“A blistering two hour and 20 minute set from the classic (yes, that word is ENTIRELY appropriate) Rumours-era line-up elicits one of the most passionate responses I have seen from an audience in my life” (Yorkshire Evening Post)
Setlist: The Chain; You Make Loving Fun; Dreams; Second Hand News; Rhiannon; Everywhere; I Know I’m Not Wrong; Tusk; Sisters of the Moon; Say You Love Me; Big Love; Landslide; Never Going Back Again; Over My Head; Gypsy; Little Lies; Gold Dust Woman; I’m So Afraid; Go Your Own Way
Encore: World Turning; Don’t Stop; Silver Springs
Encore 2: Songbird
The Who Hyde Park London 26th June 2015
The Who. Hyde Park. London. 50 years. David, Shauna and I scrored some cheap tickets outside. It don’t get much better. We enter the park and catch the end of PUl Weller’s set. 65,000 people sing along to opener Can’t Explain and we are all off on our own Amazing Journey. The hits just keep coming: The Seeker, I Can See for Miles, The Kids are Alright, Pictures of Lily (for special guest Weller, Roger tells us). What happened to Substitute? Never mind; we can’t always get we we want. Pete is on top form, windmill arm twirling and swirling. Roger’s voice is strong; the songs still sound fresh even after all this time, particularly with the Hyde park choir helping them along. Roger and Pete seem genuinely pleased to be back home playing in London, just a few miles from where it all started. “We are the Mods” sing the old guys behind us. £22 for a bottle of Pino Grigio; are they having a laugh? Class visuals take us through Tommy and Quadrophenia, with lots of shots of Keith and the Ox. Won’t Get Fooled Again closes it, after which Pete and Roger spend quite a few minutes thanking everyone. We wait around but there is no encore (what happened to Magic Bus?). Musn’t be greedy. My 20th Who show, and if this really was the last time that I’ll see this great band, it was a pretty excellent show on which to finish my Who journey.

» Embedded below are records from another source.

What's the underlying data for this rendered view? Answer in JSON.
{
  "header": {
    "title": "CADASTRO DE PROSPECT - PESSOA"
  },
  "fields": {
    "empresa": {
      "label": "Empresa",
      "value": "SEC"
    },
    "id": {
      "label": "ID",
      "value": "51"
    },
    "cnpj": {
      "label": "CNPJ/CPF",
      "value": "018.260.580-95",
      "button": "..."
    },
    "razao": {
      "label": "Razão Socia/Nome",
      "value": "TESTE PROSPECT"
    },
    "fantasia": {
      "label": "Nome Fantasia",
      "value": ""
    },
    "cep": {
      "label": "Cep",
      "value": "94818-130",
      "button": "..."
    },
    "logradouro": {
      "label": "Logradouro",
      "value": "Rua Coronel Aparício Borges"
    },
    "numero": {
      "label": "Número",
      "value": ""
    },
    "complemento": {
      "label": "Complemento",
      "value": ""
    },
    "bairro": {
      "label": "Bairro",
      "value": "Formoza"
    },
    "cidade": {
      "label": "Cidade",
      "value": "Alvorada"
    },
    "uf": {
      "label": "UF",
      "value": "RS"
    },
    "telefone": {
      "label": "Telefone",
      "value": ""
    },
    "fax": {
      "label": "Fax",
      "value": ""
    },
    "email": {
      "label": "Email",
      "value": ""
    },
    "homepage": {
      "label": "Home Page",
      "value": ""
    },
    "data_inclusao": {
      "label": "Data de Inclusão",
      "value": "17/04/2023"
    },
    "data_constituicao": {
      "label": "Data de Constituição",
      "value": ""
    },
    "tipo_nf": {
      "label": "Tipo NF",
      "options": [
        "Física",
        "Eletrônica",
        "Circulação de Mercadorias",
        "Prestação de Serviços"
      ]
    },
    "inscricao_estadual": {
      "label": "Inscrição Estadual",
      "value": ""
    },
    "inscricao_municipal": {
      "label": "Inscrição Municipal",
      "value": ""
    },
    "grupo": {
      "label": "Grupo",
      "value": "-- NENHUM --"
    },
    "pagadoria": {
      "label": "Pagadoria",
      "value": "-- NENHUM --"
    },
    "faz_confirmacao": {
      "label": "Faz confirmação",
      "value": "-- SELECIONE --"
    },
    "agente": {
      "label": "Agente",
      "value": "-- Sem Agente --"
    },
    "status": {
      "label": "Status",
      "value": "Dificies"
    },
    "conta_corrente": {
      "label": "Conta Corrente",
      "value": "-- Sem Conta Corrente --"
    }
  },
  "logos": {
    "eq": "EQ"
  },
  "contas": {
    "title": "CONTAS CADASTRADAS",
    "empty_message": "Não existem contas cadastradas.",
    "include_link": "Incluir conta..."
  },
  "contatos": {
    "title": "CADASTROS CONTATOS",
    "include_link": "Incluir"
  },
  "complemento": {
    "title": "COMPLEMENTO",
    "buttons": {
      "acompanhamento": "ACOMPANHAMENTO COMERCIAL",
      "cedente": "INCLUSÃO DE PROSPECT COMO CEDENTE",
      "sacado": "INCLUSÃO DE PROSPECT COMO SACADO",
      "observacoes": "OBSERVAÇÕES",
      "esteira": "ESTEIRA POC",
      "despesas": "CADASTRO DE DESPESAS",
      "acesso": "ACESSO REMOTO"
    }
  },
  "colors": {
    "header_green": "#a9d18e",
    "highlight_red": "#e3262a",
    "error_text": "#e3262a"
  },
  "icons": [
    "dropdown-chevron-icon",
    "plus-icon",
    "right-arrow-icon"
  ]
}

Setlist:I Can’t Explain; The Seeker; Who Are You; The Kids Are Alright; Pictures of Lily; I Can See for Miles; My Generation; Behind Blue Eyes; Bargain; Join Together; You Better You Bet; I’m One; Love, Reign O’er Me; Eminence Front; Amazing Journey; Sparks; Pinball Wizard; See Me, Feel Me; Baba O’Riley; Won’t Get Fooled Again